This rule replaces both the “rollover exclusion” that allowed you to avoid tax so long as you purchased a new residence at equal or greater price than the old one, and the “over-55 exclusion” that provided a one-time $125,000 exclusion on gain if you were 55 of older at the time of sale.
To qualify under the new rule, you must have owned the home and occupied it for any 2-year period out of the last 5 years prior to selling. You can only use this provision once every 2 years, but if you move after a shorter stay than 2 years due to a job change or health problem, you can prorate the credit for the time you actually owned/lived in your home.
Gains above $250,000 / $500,000 are taxed at a 15% capital gains rate, down from the former 20% rate.
Tax Advice: Contact your tax preparer for more information about this new law. You should continue to maintain records of improvement expenses in the event your gain exceeds the $250,000 / $500,000 profit cutoff.
Tax Facts: If you have adjusted gross income of $100,000 or less (not counting any loss from “passive activities,” deductions for IRA contributions or taxable Social Security benefits), you may deduct up to $25,000 in losses from rental real estate against income from other sources – as long as you own at least 10% of the property and “actively participate” in its management. (If you choose the tenants and approve outlays for maintenance, for example, that’s considered “active” participation.) If your adjusted gross income is between $100,000 and $150,000 you may still deduct some or all of your losses from rental real estate, depending on the amount of the loss.
Tax Advice: Don’t forget that if any rent losses were “suspended” in prior years, they are fully deductible in the year the property is sold.
Tax Facts: Depreciation is an expense deduction that allows the taxpayer to deduct capital investments in income-producing activities. A homeowner might decide to turn a second home into rental property, for example, and would then be able to claim a depreciation deduction. Residential structures put in service after December 31, 1986 are depreciated over 27 years using the straight-line method (equal amounts of depreciation deducted each year). Property already in service before that date continues the method already in use.
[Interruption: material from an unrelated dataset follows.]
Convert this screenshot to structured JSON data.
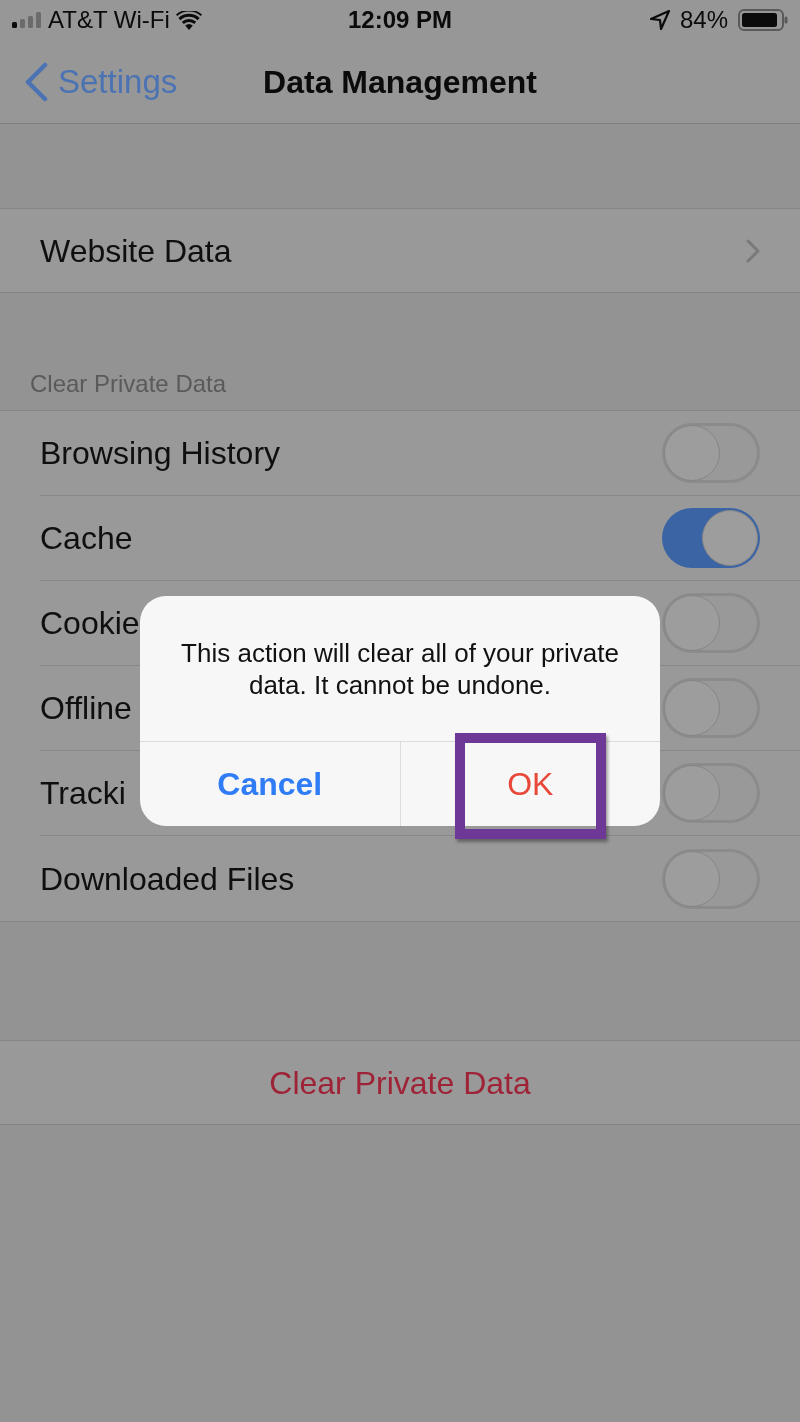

Tax Advice: Depreciation provisions are changed frequently. What’s more, it’s often confusing as to what constitutes a repair versus a capital improvement. Before making large outlays to buy or improve a rental property, consult your tax advisor to find out what portion of your costs are capitalized and depreciated, and what portion are treated as expenses for tax purposes.
1031 Tax-deferred Exchanges
Tax Facts: Section 1031 of the Internal Revenue Service Code allows investors to defer (postpone) paying income taxes on gains from the sale of investment real property if the proceeds are reinvested into “like-kind” property. In order to qualify, the old property must have been held for investment or for productive use in a trade or business. Details follow:
Like-kind property means real estate investment property: vacant land, rental property, office building, etc. Residences do not qualify.
You must exchange up in value or equity in order to fully defer taxes. If you exchange down in value or equity, you will have received non-qualifying property (“boot”) and tax is computed on the amount of boot received.
In the past, it was a requirement that you exchange the old and new property simultaneously. Today, delayed exchanges are common provided you meet specific requirements: you must use a “facilitator” to coordinate the sale and buy, you must identify 3 potential new properties to buy within 45 days after selling the old property and you must close on the purchase of one of those 3 properties within 180 days after selling the old property.
Tax Advice: Remember that this is not available on your residence. Because of the stringent requirements, professional tax counsel is essential. Judy can direct you to capable local advisors in the area.